RANCHO SANTA MARGARITA — It’s four minutes until 6 a.m. and Tim Barnett walks up to a bus stop at the corner of Santa Margarita and Antonio parkways — a backpack slung over his shoulder and a skateboard in tote under his arm.
So begins the daily trek into his Irvine office. Some 40 minutes will elapse between the time he starts his 1.5-mile, skateboard-powered, downhill trip from home to the bus shelter until he gets off the 17-seat mini-bus.
On the average day, Barnett shares the bus with six or seven other commuters. For Barnett, saves the expense of having to buy a second car for his family and offers time to chat and even study a little Spanish.
Officials from the Orange County Transportation Authority, however, looked at the number and saw “low ridership.” Based on a ridership study, they suggested the route — the only one from Rancho Santa Margarita with direct service to the Irvine Transportation Center and Metrolink — be dumped.
After receiving more than a dozen complaints, officials at the transportation agency say they’ve taken those grievances to heart and now are re-thinking that strategy.
On Wednesday, they made public a plan that instead of axing the route, would slice the number of trips in half. Whether the governing board agrees will have to wait until hearings on Monday and Aug. 14.

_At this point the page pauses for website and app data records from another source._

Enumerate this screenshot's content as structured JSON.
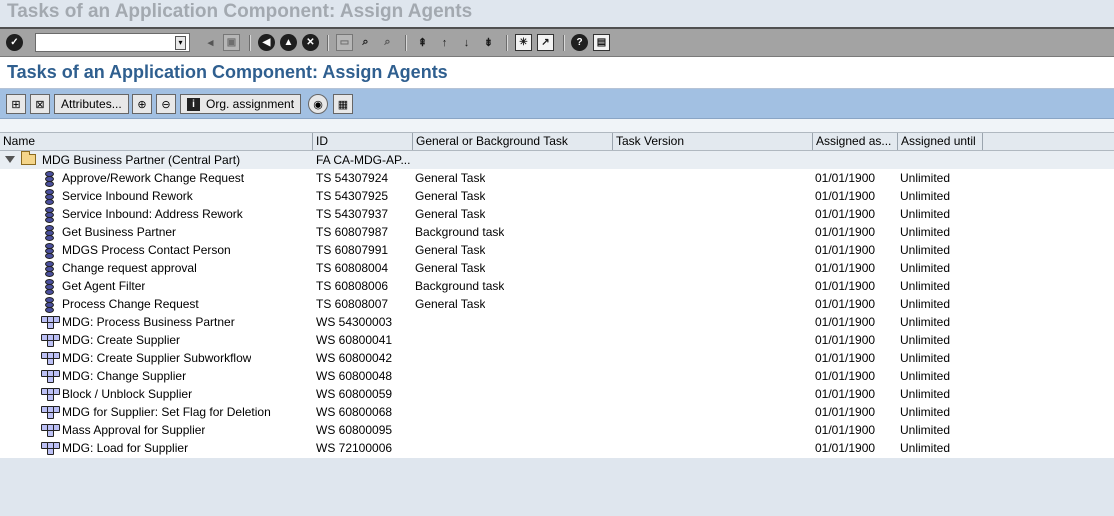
{
  "window": {
    "title": "Tasks of an Application Component: Assign Agents"
  },
  "system_toolbar": {
    "command_field_value": "",
    "icons": [
      "enter-icon",
      "save-icon",
      "back-icon",
      "exit-icon",
      "cancel-icon",
      "print-icon",
      "find-icon",
      "find-next-icon",
      "first-page-icon",
      "previous-page-icon",
      "next-page-icon",
      "last-page-icon",
      "new-session-icon",
      "shortcut-icon",
      "help-icon",
      "customize-layout-icon"
    ]
  },
  "screen": {
    "title": "Tasks of an Application Component: Assign Agents"
  },
  "app_toolbar": {
    "attributes_label": "Attributes...",
    "org_assignment_label": "Org. assignment"
  },
  "columns": {
    "name": "Name",
    "id": "ID",
    "task_type": "General or Background Task",
    "task_version": "Task Version",
    "assigned_as_of": "Assigned as...",
    "assigned_until": "Assigned until"
  },
  "group": {
    "name": "MDG Business Partner (Central Part)",
    "id": "FA CA-MDG-AP..."
  },
  "rows": [
    {
      "name": "Approve/Rework Change Request",
      "id": "TS 54307924",
      "type": "General Task",
      "from": "01/01/1900",
      "until": "Unlimited",
      "kind": "task"
    },
    {
      "name": "Service Inbound Rework",
      "id": "TS 54307925",
      "type": "General Task",
      "from": "01/01/1900",
      "until": "Unlimited",
      "kind": "task"
    },
    {
      "name": "Service Inbound: Address Rework",
      "id": "TS 54307937",
      "type": "General Task",
      "from": "01/01/1900",
      "until": "Unlimited",
      "kind": "task"
    },
    {
      "name": "Get Business Partner",
      "id": "TS 60807987",
      "type": "Background task",
      "from": "01/01/1900",
      "until": "Unlimited",
      "kind": "task"
    },
    {
      "name": "MDGS Process Contact Person",
      "id": "TS 60807991",
      "type": "General Task",
      "from": "01/01/1900",
      "until": "Unlimited",
      "kind": "task"
    },
    {
      "name": "Change request approval",
      "id": "TS 60808004",
      "type": "General Task",
      "from": "01/01/1900",
      "until": "Unlimited",
      "kind": "task"
    },
    {
      "name": "Get Agent Filter",
      "id": "TS 60808006",
      "type": "Background task",
      "from": "01/01/1900",
      "until": "Unlimited",
      "kind": "task"
    },
    {
      "name": "Process Change Request",
      "id": "TS 60808007",
      "type": "General Task",
      "from": "01/01/1900",
      "until": "Unlimited",
      "kind": "task"
    },
    {
      "name": "MDG: Process Business Partner",
      "id": "WS 54300003",
      "type": "",
      "from": "01/01/1900",
      "until": "Unlimited",
      "kind": "workflow"
    },
    {
      "name": "MDG: Create Supplier",
      "id": "WS 60800041",
      "type": "",
      "from": "01/01/1900",
      "until": "Unlimited",
      "kind": "workflow"
    },
    {
      "name": "MDG: Create Supplier Subworkflow",
      "id": "WS 60800042",
      "type": "",
      "from": "01/01/1900",
      "until": "Unlimited",
      "kind": "workflow"
    },
    {
      "name": "MDG: Change Supplier",
      "id": "WS 60800048",
      "type": "",
      "from": "01/01/1900",
      "until": "Unlimited",
      "kind": "workflow"
    },
    {
      "name": "Block / Unblock Supplier",
      "id": "WS 60800059",
      "type": "",
      "from": "01/01/1900",
      "until": "Unlimited",
      "kind": "workflow"
    },
    {
      "name": "MDG for Supplier: Set Flag for Deletion",
      "id": "WS 60800068",
      "type": "",
      "from": "01/01/1900",
      "until": "Unlimited",
      "kind": "workflow"
    },
    {
      "name": "Mass Approval for Supplier",
      "id": "WS 60800095",
      "type": "",
      "from": "01/01/1900",
      "until": "Unlimited",
      "kind": "workflow"
    },
    {
      "name": "MDG: Load for Supplier",
      "id": "WS 72100006",
      "type": "",
      "from": "01/01/1900",
      "until": "Unlimited",
      "kind": "workflow"
    }
  ]
}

“I’m pretty sure they’ll approve all these recommendations,” said Mike Greenwood, the OCTA official most familiar with Route 309. But Greenwood said he can’t make any guarantees.
And even if the new recommendation is suggested, it’ll only be for a 6 month evaluation period, beginning Oct. 1, they day the line will stop running if board members don’t agree with Greenwood’s plan.

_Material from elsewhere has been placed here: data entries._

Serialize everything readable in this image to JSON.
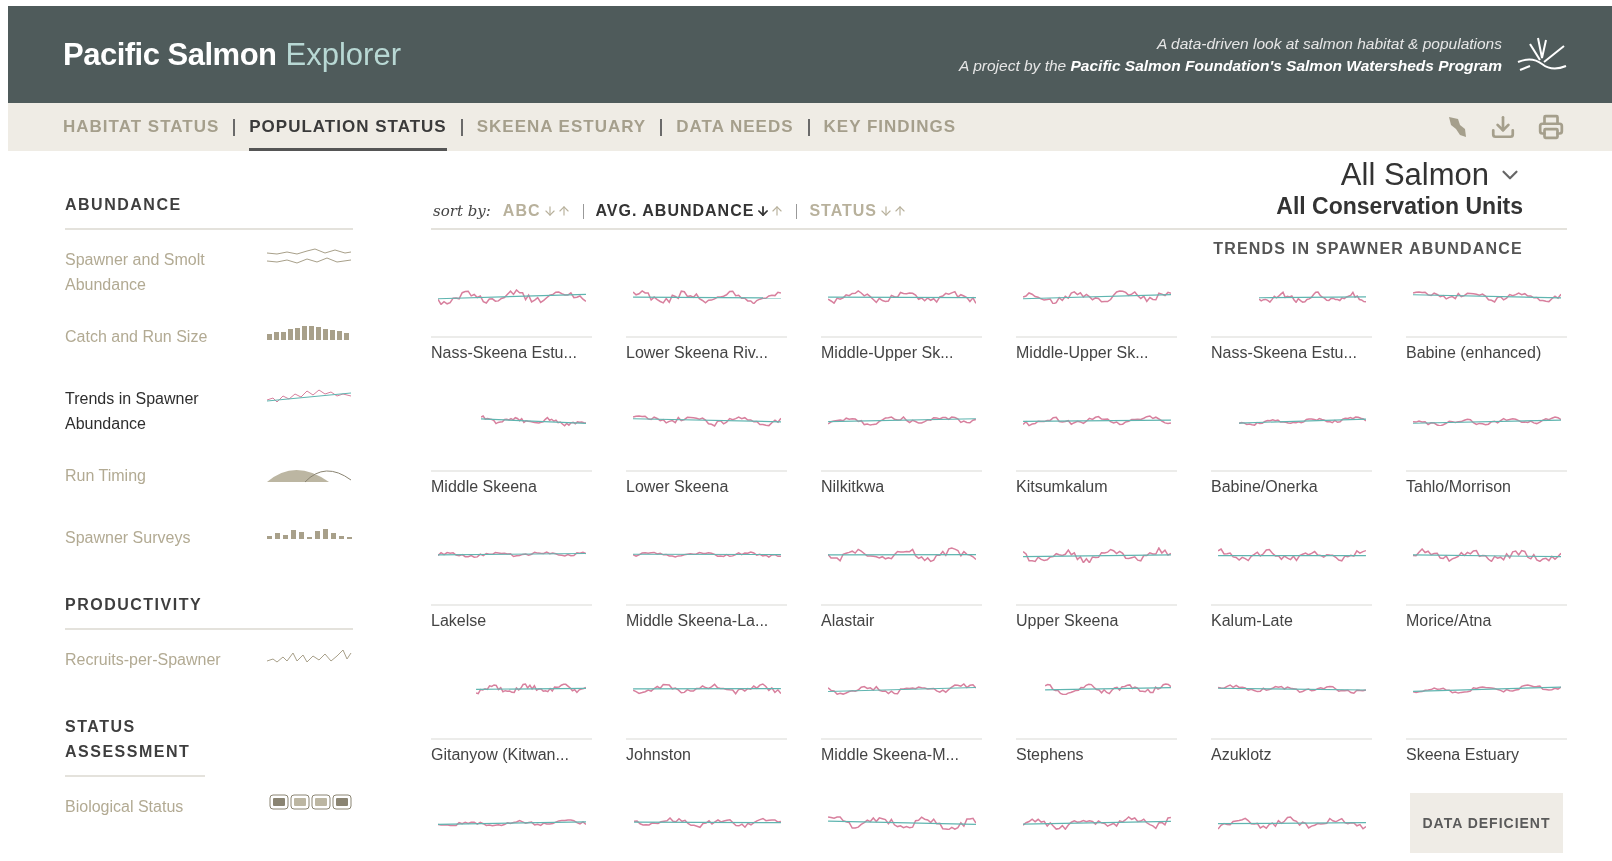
{
  "header": {
    "title": "Pacific Salmon",
    "title_suffix": "Explorer",
    "tagline": "A data-driven look at salmon habitat & populations",
    "credit": "A project by the **Pacific Salmon Foundation's Salmon Watersheds Program**"
  },
  "nav": {
    "tabs": [
      {
        "label": "HABITAT STATUS",
        "selected": false
      },
      {
        "label": "POPULATION STATUS",
        "selected": true
      },
      {
        "label": "SKEENA ESTUARY",
        "selected": false
      },
      {
        "label": "DATA NEEDS",
        "selected": false
      },
      {
        "label": "KEY FINDINGS",
        "selected": false
      }
    ]
  },
  "sidebar": {
    "sections": [
      {
        "heading": "ABUNDANCE",
        "items": [
          {
            "label": "Spawner and Smolt Abundance",
            "kind": "dual-line",
            "selected": false
          },
          {
            "label": "Catch and Run Size",
            "kind": "bars",
            "selected": false
          },
          {
            "label": "Trends in Spawner Abundance",
            "kind": "trend",
            "selected": true
          },
          {
            "label": "Run Timing",
            "kind": "timing",
            "selected": false
          },
          {
            "label": "Spawner Surveys",
            "kind": "surveys",
            "selected": false
          }
        ]
      },
      {
        "heading": "PRODUCTIVITY",
        "items": [
          {
            "label": "Recruits-per-Spawner",
            "kind": "line",
            "selected": false
          }
        ]
      },
      {
        "heading": "STATUS ASSESSMENT",
        "items": [
          {
            "label": "Biological Status",
            "kind": "status",
            "selected": false
          }
        ]
      }
    ]
  },
  "sort": {
    "label": "sort by:",
    "options": [
      {
        "label": "ABC",
        "selected": false
      },
      {
        "label": "AVG. ABUNDANCE",
        "selected": true
      },
      {
        "label": "STATUS",
        "selected": false
      }
    ]
  },
  "selector": {
    "species": "All Salmon",
    "units": "All Conservation Units"
  },
  "grid": {
    "heading": "TRENDS IN SPAWNER ABUNDANCE",
    "leading_charts": [
      {
        "kind": "trend"
      },
      {
        "kind": "trend"
      },
      {
        "kind": "trend"
      },
      {
        "kind": "trend"
      },
      {
        "kind": "trend"
      },
      {
        "kind": "trend"
      }
    ],
    "units": [
      {
        "name": "Nass-Skeena Estu...",
        "kind": "trend"
      },
      {
        "name": "Lower Skeena Riv...",
        "kind": "trend"
      },
      {
        "name": "Middle-Upper Sk...",
        "kind": "trend"
      },
      {
        "name": "Middle-Upper Sk...",
        "kind": "trend"
      },
      {
        "name": "Nass-Skeena Estu...",
        "kind": "trend"
      },
      {
        "name": "Babine (enhanced)",
        "kind": "trend"
      },
      {
        "name": "Middle Skeena",
        "kind": "trend"
      },
      {
        "name": "Lower Skeena",
        "kind": "trend"
      },
      {
        "name": "Nilkitkwa",
        "kind": "trend"
      },
      {
        "name": "Kitsumkalum",
        "kind": "trend"
      },
      {
        "name": "Babine/Onerka",
        "kind": "trend"
      },
      {
        "name": "Tahlo/Morrison",
        "kind": "trend"
      },
      {
        "name": "Lakelse",
        "kind": "trend"
      },
      {
        "name": "Middle Skeena-La...",
        "kind": "trend"
      },
      {
        "name": "Alastair",
        "kind": "trend"
      },
      {
        "name": "Upper Skeena",
        "kind": "trend"
      },
      {
        "name": "Kalum-Late",
        "kind": "trend"
      },
      {
        "name": "Morice/Atna",
        "kind": "trend"
      },
      {
        "name": "Gitanyow (Kitwan...",
        "kind": "trend"
      },
      {
        "name": "Johnston",
        "kind": "trend"
      },
      {
        "name": "Middle Skeena-M...",
        "kind": "trend"
      },
      {
        "name": "Stephens",
        "kind": "trend"
      },
      {
        "name": "Azuklotz",
        "kind": "trend"
      },
      {
        "name": "Skeena Estuary",
        "kind": "deficient",
        "badge": "DATA DEFICIENT"
      }
    ]
  }
}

Fewer trips was one suggestion fellow rider Fred Fisch made on the ride two work one day last week, before the new OCTA recommendation.

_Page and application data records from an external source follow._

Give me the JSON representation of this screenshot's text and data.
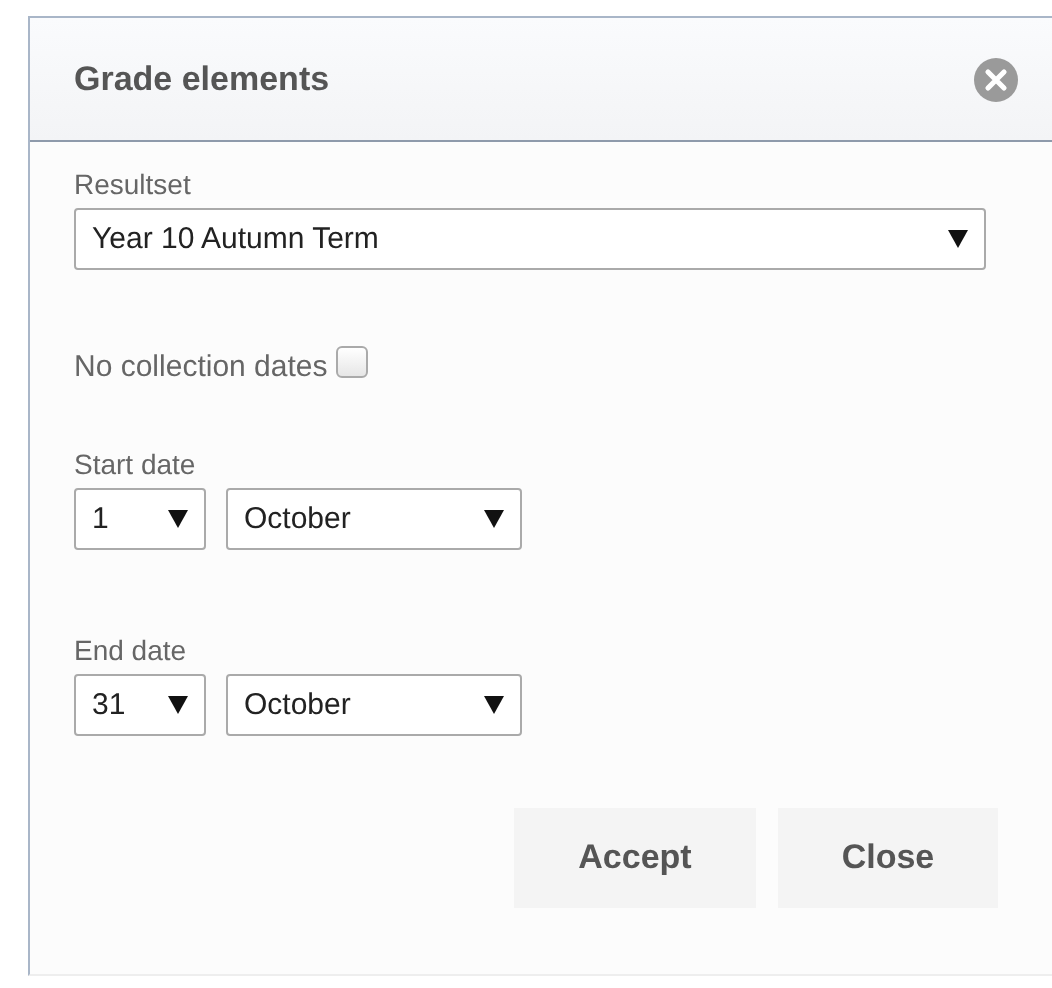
{
  "dialog": {
    "title": "Grade elements"
  },
  "resultset": {
    "label": "Resultset",
    "value": "Year 10 Autumn Term"
  },
  "no_collection_dates": {
    "label": "No collection dates",
    "checked": false
  },
  "start_date": {
    "label": "Start date",
    "day": "1",
    "month": "October"
  },
  "end_date": {
    "label": "End date",
    "day": "31",
    "month": "October"
  },
  "buttons": [
    "Accept",
    "Close"
  ]
}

Fisch takes the bus from Antonio and Santa Margarita to the Irvine Transportation Center, where he connects to another bus that drops him at his office at Jamboree Road and Main Street in Irvine.
A transplant from Colorado, Fisch said he’s got three cars, but takes the bus because his employer is required to force workers into carpools and onto mass transit. They pay for his annual bus pass to stay in the good graces of the South Coast Air Quality Management District, he said.
According to a report from that agency sent to his company, Fisch said that in a year, he saves $4,000 in auto expenses and keeps 382 pounds of pollutants from entering the Southern California skies.
That will all change, if the latest recommendation to spare part of Route 309 isn’t approved. The alternative route proposed by transportation authority officials won’t do the job, Fisch said, because the earliest run gets him into the office too late.
“One of my goals is to never drive again,” Fisch said, before fully considering the thought. “I shouldn’t say that (but) I lived in Wyoming for too many years to ever appreciate traffic again.
“Out here, people love their cars,” he said.
“They love to sit in traffic,” another rider, Dee Stratton said, finishing the thought in the typical form of the riders’ banter.
Fisch offers a final thought as he exits at 6:33 at the Irvine Transportation Center to catch his transfer: “Unfortunately, we’re all living our lives. I can’t run a one-man crusade (to save the route).
With the bus moving again, Vince Michaels, who started his trip with Fisch and Barnett at 6 a.m., notes the parking lot is near capacity.
Eight minutes later, at the end of the line, Michaels is being dropped at his company’s front door.
“Here I am at Western Digital,” he said with a grin and a wave goodbye.
With the last passenger delivered to work, the driver Sam, who asked to be identified only by his first name, said that since only two drivers work the route, he’s got no time to waste before heading back to the start of the line, at Antonio and Tijeras Creek.
“I’ve got 17 minutes to make it back,” he said as he zips through the El Toro Y. “I can do it in light traffic, but if there’s a problem on the freeway, I windup running 5 minutes late.”
Sam said he’s confident a decision to cut from the route or to eliminate it wouldn’t cost him his job because of seniority. Still, he’s got mixed emotions about losing the only route he’s ever driven in his nearly 2 years with the OCTA.
“Low ridership” is a relative term, he said.
“If you see the 85 come up from Santa Ana … there are people standing in the aisles,” he said. “But, I do think these people have a point. As you get toward the end of the run at Tijeras Creek, you can see how the area’s developing.
“I’m sure OCTA is getting a lot of flack for shutting this route down, and I think they should lend an ear to it,” the driver said, at 6:56 a.m. as he turned onto Antonio from Oso Parkway. “You can see by the cement work here this is intended to be a future bus stop … here’s another future bus stop …”